Wisconsin farmer John Rosenow looks at a Google Earth rendering of the area in Veracruz, Mexico, that many of the workers at his dairy farm call home. With him are Roberto, a worker, and Shaun Duvall, a local Spanish teacher.
Wisconsin farmer John Rosenow looks at a Google Earth rendering of the area in Veracruz, Mexico, that many of the workers at his dairy farm call home. With him are Roberto, a worker, and Shaun Duvall, a local Spanish teacher. - 
Listen To The Story
Marketplace

In the late 1990s, John Rosenow was expanding his dairy in Cochrane, Wisconsin. He struggled to find workers to fill positions on the farm as he went from milking 50 cows to more than 500. Other farmers had turned to immigrant labor from Mexico. Rosenow wasn't interested. 

“Diversity for us was whether you were Polish or Norwegian or you were Catholic or Protestant,” he said. “And so to bring somebody in from a different country, who spoke a different language — boy that's something we just didn't want to do.” 

But eventually he ran out of options. Rosenow called a farm labor staffing service in Texas, which sent him a worker from Mexico. 

“Great worker,” Rosenow said. “Milked cows 10 hours a day, seven days a week. Didn't take a day off. And I thought, ‘Wow! Somebody that actually works as hard as I do.’” 

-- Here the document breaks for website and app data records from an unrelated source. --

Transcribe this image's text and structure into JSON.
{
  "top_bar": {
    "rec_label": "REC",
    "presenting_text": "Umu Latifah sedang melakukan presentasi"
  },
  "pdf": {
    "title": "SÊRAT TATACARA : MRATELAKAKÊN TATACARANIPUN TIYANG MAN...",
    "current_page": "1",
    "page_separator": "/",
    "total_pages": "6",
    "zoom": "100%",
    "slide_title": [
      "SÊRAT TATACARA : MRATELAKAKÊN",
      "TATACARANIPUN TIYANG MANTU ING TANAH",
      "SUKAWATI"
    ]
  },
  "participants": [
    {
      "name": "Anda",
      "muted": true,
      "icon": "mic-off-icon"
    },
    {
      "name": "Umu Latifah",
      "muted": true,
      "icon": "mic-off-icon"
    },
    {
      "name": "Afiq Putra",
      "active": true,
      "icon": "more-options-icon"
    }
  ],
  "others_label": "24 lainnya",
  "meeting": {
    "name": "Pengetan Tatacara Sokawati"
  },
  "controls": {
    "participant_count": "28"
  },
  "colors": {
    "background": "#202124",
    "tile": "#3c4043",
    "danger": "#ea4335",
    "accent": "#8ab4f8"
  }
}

From there, Rosenow kept hiring more guys from Mexico, mostly from the coastal Veracruz region. He estimates that the workers send about half of the roughly $35,000 they make each year back to their families in Mexico. Many Mexican immigrants send some of their U.S. earnings home. Those remittances to Mexico hit a record $27 billion last year, according to the Mexican central bank.

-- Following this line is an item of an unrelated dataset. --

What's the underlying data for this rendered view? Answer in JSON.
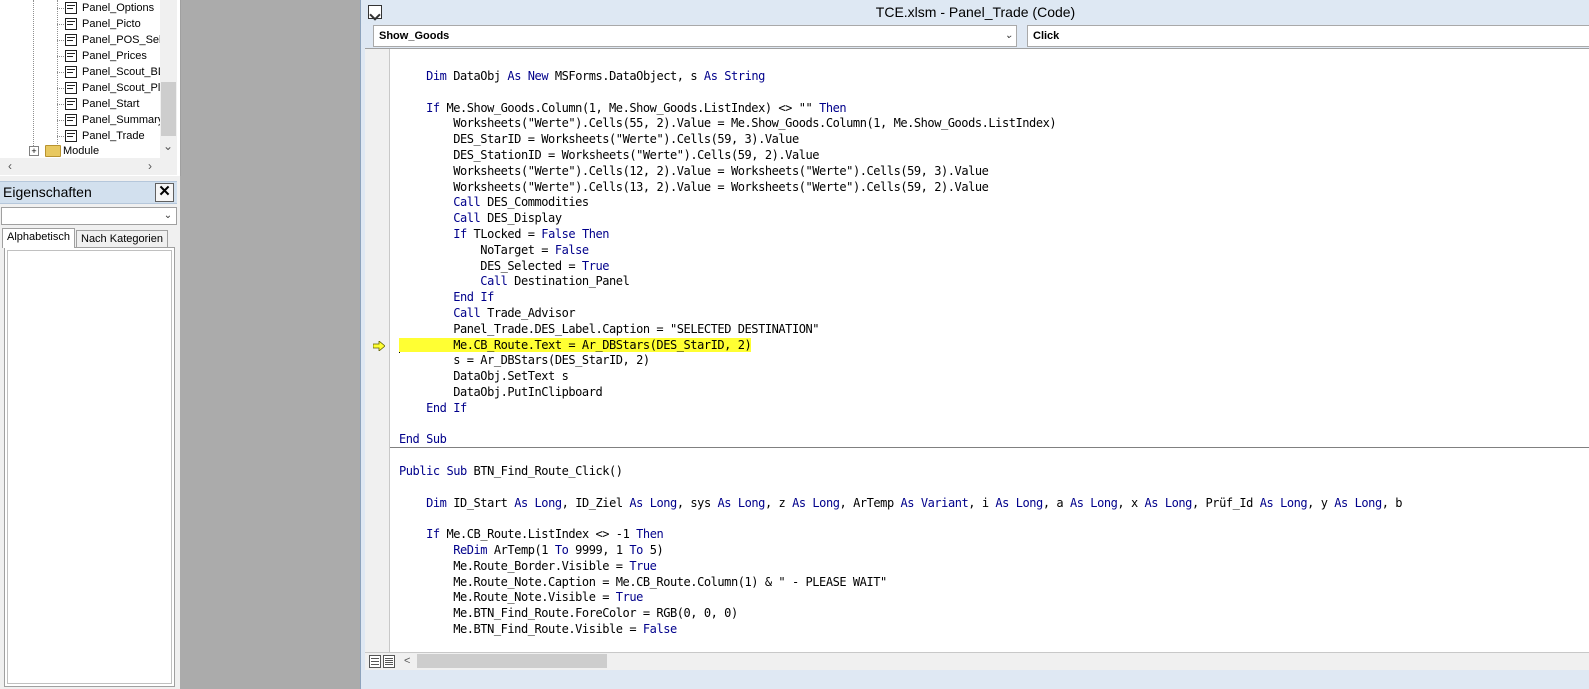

Some U.S. legislators want to tax those remittances to help finance President Trump’s plans for a border wall. But for Rosenow, those remittances are less a political football and more a point of pride. He’s seen first hand how they’ve helped his workers’ families, as he has now traveled to Mexico nine times as part of an effort to better understand the language and culture of his workers.

The visits came about because Rosenow and other farmers hiring Mexican immigrants encountered language barriers early on. They brought the problem to an agricultural extension agent, who found them a local Spanish teacher, Shaun Duvall. She started teaching English to the workers and Spanish to their bosses. 

Wisconsin farmer John Rosenow visits with the family of one of his workers in Astacinga, Veracruz, in rural Mexico. 
Wisconsin farmer John Rosenow visits with the family of one of his workers in Astacinga, Veracruz, in rural Mexico.  - 

Duvall came to see language wasn't the only problem: there were cultural disconnects. For example, the Mexican workers felt slighted because the farmers didn't greet them as the workday started, asking after their families.

“And so employees might think, ‘Well, geez. He’s really cold,’ because in their culture, that's what you do,” Duvall said. “And the dairy farmers would say, ‘Well, geez. Why should I do that? I never did to anybody here.” 

Duvall knew people learn language and culture best through immersion. So she took some farmers to Mexico in 2001. Duvall said the poverty in rural areas opened the farmers’ eyes. 

“There weren't any phones. There were no banks, no post office, no anything like that,” she said. “I remember many of them saying, 'Whoa! This is just like our country before we had rural electrification.'"

Rosenow insisted they make return trips.

“I realized that, like, this is a once-in-a-lifetime experience. It's something everyone should do — they should experience a different culture, a different language,” he said. “I told Shaun after that that I'm going to be sure this thing doesn't die.” 

For the next trip to Mexico, Rosenow had an idea: He wanted to visit the workers' hometowns. He started getting to know the life left behind by workers like Roberto, who has worked on Rosenow’s farm for two years. We agreed to use just his first name to protect his privacy. 

“It's nice in Mexico,” Roberto said. “Only for some reason, it doesn't pay down there. You work all day and you have no money.” 

Roberto said back home he’d earn about a quarter as much as he does on Rosenow’s farm. With the money he and others remit, family back home have replaced wood homes that are susceptible to termites with sturdy cement and brick houses. 

“They started making houses out of better materials, and we found our houses would last longer,” Roberto said.

Businesses have cropped up, including a bakery and a cell phone store opened by some of Rosenow’s former employees. And it’s now possible to travel between towns on paved roads. 

Rosenow said it's rewarding to know his workers' wages have made these improvements possible. He’s trying to facilitate more development by offering entrepreneurship classes to his workers so they can launch successful businesses back home.

But his visits to Mexico also benefit his farm: He's built trust with his workers by learning more about them.

Rosenow pulled up a picture on his iPad of Roberto’s family, including his wife and three kids, who still live in Mexico. Roberto is not in the picture, but Rosenow is. Roberto said it’s meaningful to him and his family that Rosenow has taken the time to get to know them.

“My family is grateful,” he said. “A good boss is like a second father.”

Follow Annie Baxter at @anniebaxter123